Task to complete: Every record listed below should be copied exactly.

↓↓↓

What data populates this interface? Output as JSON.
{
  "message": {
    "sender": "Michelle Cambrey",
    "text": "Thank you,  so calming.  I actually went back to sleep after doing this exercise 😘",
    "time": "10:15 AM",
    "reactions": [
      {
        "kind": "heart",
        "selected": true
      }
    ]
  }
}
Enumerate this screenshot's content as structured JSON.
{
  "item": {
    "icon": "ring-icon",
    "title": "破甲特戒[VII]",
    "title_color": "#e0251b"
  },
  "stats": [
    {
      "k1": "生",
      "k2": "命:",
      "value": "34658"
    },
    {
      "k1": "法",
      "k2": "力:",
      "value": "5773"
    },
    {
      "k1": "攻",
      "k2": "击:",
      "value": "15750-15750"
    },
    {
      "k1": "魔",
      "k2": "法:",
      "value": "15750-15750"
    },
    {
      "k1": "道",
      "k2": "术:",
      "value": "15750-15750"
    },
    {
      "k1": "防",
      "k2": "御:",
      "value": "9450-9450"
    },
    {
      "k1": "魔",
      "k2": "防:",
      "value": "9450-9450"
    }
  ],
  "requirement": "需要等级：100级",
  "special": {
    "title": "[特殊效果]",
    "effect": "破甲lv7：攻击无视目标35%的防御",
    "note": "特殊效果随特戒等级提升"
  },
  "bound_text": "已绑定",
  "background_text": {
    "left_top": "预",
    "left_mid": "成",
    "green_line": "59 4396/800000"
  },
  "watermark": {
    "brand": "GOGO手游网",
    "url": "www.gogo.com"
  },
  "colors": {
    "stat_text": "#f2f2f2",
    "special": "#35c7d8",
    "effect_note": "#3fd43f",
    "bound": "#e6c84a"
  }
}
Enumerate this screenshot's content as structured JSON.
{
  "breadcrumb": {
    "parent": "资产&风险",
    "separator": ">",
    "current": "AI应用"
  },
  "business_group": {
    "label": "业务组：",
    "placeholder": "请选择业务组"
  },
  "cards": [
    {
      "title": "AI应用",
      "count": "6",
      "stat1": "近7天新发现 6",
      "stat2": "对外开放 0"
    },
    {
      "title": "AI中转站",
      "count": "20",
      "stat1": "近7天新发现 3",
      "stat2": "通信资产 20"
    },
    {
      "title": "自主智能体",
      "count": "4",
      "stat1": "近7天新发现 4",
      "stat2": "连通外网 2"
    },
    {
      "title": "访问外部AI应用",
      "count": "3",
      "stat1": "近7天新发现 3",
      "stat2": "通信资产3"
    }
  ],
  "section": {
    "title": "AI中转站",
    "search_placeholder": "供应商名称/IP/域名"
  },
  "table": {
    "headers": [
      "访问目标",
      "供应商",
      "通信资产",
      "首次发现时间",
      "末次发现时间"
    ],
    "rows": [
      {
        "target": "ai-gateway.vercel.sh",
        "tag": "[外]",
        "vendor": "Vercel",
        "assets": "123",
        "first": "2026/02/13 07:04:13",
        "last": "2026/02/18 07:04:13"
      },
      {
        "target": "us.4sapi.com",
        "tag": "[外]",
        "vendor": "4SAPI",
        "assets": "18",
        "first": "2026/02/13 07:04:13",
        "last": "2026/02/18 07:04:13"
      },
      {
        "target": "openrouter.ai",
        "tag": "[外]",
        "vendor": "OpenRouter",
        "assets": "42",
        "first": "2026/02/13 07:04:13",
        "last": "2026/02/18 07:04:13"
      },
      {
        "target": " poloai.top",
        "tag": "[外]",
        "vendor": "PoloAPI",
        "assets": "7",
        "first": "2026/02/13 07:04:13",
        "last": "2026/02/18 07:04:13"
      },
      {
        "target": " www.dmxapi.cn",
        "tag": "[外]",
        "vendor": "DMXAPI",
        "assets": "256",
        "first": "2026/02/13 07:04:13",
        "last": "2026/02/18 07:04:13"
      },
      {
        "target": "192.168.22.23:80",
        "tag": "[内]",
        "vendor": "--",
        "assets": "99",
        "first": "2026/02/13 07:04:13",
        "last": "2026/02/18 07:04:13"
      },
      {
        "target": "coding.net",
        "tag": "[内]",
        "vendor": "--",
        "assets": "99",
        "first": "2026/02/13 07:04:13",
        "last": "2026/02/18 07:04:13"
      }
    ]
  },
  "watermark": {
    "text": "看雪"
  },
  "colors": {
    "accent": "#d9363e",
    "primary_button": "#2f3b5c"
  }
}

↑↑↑

Response:
What data populates this interface? Output as JSON.
{
  "message": {
    "sender": "Michelle Cambrey",
    "text": "Thank you,  so calming.  I actually went back to sleep after doing this exercise 😘",
    "time": "10:15 AM",
    "reactions": [
      {
        "kind": "heart",
        "selected": true
      }
    ]
  }
}
Enumerate this screenshot's content as structured JSON.
{
  "item": {
    "icon": "ring-icon",
    "title": "破甲特戒[VII]",
    "title_color": "#e0251b"
  },
  "stats": [
    {
      "k1": "生",
      "k2": "命:",
      "value": "34658"
    },
    {
      "k1": "法",
      "k2": "力:",
      "value": "5773"
    },
    {
      "k1": "攻",
      "k2": "击:",
      "value": "15750-15750"
    },
    {
      "k1": "魔",
      "k2": "法:",
      "value": "15750-15750"
    },
    {
      "k1": "道",
      "k2": "术:",
      "value": "15750-15750"
    },
    {
      "k1": "防",
      "k2": "御:",
      "value": "9450-9450"
    },
    {
      "k1": "魔",
      "k2": "防:",
      "value": "9450-9450"
    }
  ],
  "requirement": "需要等级：100级",
  "special": {
    "title": "[特殊效果]",
    "effect": "破甲lv7：攻击无视目标35%的防御",
    "note": "特殊效果随特戒等级提升"
  },
  "bound_text": "已绑定",
  "background_text": {
    "left_top": "预",
    "left_mid": "成",
    "green_line": "59 4396/800000"
  },
  "watermark": {
    "brand": "GOGO手游网",
    "url": "www.gogo.com"
  },
  "colors": {
    "stat_text": "#f2f2f2",
    "special": "#35c7d8",
    "effect_note": "#3fd43f",
    "bound": "#e6c84a"
  }
}
Enumerate this screenshot's content as structured JSON.
{
  "breadcrumb": {
    "parent": "资产&风险",
    "separator": ">",
    "current": "AI应用"
  },
  "business_group": {
    "label": "业务组：",
    "placeholder": "请选择业务组"
  },
  "cards": [
    {
      "title": "AI应用",
      "count": "6",
      "stat1": "近7天新发现 6",
      "stat2": "对外开放 0"
    },
    {
      "title": "AI中转站",
      "count": "20",
      "stat1": "近7天新发现 3",
      "stat2": "通信资产 20"
    },
    {
      "title": "自主智能体",
      "count": "4",
      "stat1": "近7天新发现 4",
      "stat2": "连通外网 2"
    },
    {
      "title": "访问外部AI应用",
      "count": "3",
      "stat1": "近7天新发现 3",
      "stat2": "通信资产3"
    }
  ],
  "section": {
    "title": "AI中转站",
    "search_placeholder": "供应商名称/IP/域名"
  },
  "table": {
    "headers": [
      "访问目标",
      "供应商",
      "通信资产",
      "首次发现时间",
      "末次发现时间"
    ],
    "rows": [
      {
        "target": "ai-gateway.vercel.sh",
        "tag": "[外]",
        "vendor": "Vercel",
        "assets": "123",
        "first": "2026/02/13 07:04:13",
        "last": "2026/02/18 07:04:13"
      },
      {
        "target": "us.4sapi.com",
        "tag": "[外]",
        "vendor": "4SAPI",
        "assets": "18",
        "first": "2026/02/13 07:04:13",
        "last": "2026/02/18 07:04:13"
      },
      {
        "target": "openrouter.ai",
        "tag": "[外]",
        "vendor": "OpenRouter",
        "assets": "42",
        "first": "2026/02/13 07:04:13",
        "last": "2026/02/18 07:04:13"
      },
      {
        "target": " poloai.top",
        "tag": "[外]",
        "vendor": "PoloAPI",
        "assets": "7",
        "first": "2026/02/13 07:04:13",
        "last": "2026/02/18 07:04:13"
      },
      {
        "target": " www.dmxapi.cn",
        "tag": "[外]",
        "vendor": "DMXAPI",
        "assets": "256",
        "first": "2026/02/13 07:04:13",
        "last": "2026/02/18 07:04:13"
      },
      {
        "target": "192.168.22.23:80",
        "tag": "[内]",
        "vendor": "--",
        "assets": "99",
        "first": "2026/02/13 07:04:13",
        "last": "2026/02/18 07:04:13"
      },
      {
        "target": "coding.net",
        "tag": "[内]",
        "vendor": "--",
        "assets": "99",
        "first": "2026/02/13 07:04:13",
        "last": "2026/02/18 07:04:13"
      }
    ]
  },
  "watermark": {
    "text": "看雪"
  },
  "colors": {
    "accent": "#d9363e",
    "primary_button": "#2f3b5c"
  }
}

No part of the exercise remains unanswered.